> [Work instruction]
Only lines with the word "label" belong in the answer; copy them from the records below.

> [Data records]
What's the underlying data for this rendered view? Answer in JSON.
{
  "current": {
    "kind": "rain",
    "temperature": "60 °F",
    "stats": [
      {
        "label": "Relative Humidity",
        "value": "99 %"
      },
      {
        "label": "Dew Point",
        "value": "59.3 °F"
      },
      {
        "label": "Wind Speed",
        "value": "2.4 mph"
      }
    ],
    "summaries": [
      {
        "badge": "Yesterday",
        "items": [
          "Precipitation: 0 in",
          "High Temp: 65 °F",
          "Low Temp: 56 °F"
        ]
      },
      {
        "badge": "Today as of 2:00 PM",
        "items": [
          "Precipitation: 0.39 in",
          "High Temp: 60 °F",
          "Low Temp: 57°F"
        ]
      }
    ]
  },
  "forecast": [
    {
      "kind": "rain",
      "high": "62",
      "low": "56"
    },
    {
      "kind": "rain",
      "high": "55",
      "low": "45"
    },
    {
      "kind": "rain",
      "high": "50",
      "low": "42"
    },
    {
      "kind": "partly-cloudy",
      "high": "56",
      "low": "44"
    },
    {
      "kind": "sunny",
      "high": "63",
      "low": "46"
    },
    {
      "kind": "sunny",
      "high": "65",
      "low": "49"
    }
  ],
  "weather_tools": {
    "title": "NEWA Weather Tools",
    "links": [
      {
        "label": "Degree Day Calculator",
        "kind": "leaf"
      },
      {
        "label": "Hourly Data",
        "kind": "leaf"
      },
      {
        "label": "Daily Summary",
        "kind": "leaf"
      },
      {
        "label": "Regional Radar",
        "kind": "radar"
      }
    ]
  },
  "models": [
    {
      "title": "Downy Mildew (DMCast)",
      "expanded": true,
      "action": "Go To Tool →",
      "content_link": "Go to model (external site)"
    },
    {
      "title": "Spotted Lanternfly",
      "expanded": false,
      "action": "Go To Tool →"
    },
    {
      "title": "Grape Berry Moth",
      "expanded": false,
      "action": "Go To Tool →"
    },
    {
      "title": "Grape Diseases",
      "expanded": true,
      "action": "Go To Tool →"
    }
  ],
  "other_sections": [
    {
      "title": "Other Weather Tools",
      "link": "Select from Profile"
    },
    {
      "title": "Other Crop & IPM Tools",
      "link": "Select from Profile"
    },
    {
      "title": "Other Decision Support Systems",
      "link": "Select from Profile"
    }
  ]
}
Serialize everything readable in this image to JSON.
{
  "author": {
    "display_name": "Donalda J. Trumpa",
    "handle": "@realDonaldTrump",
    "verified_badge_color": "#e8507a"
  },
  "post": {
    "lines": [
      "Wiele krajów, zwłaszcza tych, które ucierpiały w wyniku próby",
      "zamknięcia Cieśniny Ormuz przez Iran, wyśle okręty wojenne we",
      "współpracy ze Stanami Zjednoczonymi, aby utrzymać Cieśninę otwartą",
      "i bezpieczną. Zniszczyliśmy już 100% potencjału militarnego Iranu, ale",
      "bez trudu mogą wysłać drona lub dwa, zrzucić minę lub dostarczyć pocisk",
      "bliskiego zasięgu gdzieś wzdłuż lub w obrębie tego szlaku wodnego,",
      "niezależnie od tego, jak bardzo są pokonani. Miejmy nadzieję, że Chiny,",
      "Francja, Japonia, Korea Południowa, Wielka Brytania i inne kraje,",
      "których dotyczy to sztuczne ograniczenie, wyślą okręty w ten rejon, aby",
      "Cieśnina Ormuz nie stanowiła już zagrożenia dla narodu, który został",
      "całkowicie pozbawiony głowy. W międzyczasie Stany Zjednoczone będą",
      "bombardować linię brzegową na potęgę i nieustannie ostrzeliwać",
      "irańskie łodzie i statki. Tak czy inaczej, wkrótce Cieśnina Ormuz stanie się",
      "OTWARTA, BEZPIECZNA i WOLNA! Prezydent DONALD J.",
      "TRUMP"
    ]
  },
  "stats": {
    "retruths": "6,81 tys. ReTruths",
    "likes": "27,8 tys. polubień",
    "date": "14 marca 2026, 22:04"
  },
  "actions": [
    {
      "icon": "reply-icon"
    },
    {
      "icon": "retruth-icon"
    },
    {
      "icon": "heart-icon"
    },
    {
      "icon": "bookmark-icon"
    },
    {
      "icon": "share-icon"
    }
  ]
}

> [Answer section]
        "label": "Relative Humidity",
        "label": "Dew Point",
        "label": "Wind Speed",
        "label": "Degree Day Calculator",
        "label": "Hourly Data",
        "label": "Daily Summary",
        "label": "Regional Radar",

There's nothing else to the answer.